===== INPUT =====

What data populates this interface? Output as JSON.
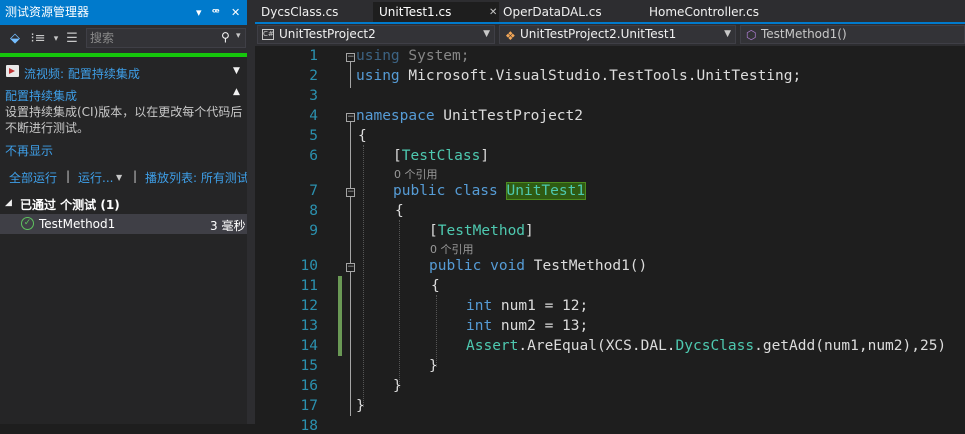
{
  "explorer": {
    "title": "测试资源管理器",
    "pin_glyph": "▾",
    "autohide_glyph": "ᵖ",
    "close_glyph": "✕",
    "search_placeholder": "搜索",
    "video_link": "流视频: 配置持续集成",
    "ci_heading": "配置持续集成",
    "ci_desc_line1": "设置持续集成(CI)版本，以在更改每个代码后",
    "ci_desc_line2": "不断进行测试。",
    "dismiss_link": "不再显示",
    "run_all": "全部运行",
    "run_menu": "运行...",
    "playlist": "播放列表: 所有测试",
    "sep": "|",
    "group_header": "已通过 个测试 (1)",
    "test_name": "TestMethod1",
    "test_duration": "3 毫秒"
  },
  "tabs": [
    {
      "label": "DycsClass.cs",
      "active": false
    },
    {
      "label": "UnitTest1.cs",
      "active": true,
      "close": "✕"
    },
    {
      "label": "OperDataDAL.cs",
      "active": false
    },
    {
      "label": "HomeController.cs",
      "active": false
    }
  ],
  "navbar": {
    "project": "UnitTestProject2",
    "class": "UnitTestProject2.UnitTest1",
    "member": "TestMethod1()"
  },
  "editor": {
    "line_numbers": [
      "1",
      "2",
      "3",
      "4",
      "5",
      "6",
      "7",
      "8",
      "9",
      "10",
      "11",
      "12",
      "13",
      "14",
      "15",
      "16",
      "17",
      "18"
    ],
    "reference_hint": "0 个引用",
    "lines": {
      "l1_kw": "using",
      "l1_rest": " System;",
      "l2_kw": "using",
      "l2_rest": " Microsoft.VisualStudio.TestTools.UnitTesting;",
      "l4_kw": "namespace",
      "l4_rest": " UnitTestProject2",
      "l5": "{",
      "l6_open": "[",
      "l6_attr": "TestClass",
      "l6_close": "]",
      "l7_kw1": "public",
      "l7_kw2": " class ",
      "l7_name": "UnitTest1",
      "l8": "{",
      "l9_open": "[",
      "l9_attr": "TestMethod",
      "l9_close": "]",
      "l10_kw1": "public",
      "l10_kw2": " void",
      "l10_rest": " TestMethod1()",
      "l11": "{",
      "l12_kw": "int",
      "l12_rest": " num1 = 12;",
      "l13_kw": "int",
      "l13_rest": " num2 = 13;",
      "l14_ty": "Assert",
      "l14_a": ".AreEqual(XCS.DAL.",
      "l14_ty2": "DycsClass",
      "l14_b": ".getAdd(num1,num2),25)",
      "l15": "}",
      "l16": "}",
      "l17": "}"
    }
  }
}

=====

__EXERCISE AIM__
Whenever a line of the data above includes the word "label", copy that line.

__FINAL ANSWER__
      "label": "DycsClass.cs",
      "label": "UnitTest1.cs",
      "label": "OperDataDAL.cs",
      "label": "HomeController.cs",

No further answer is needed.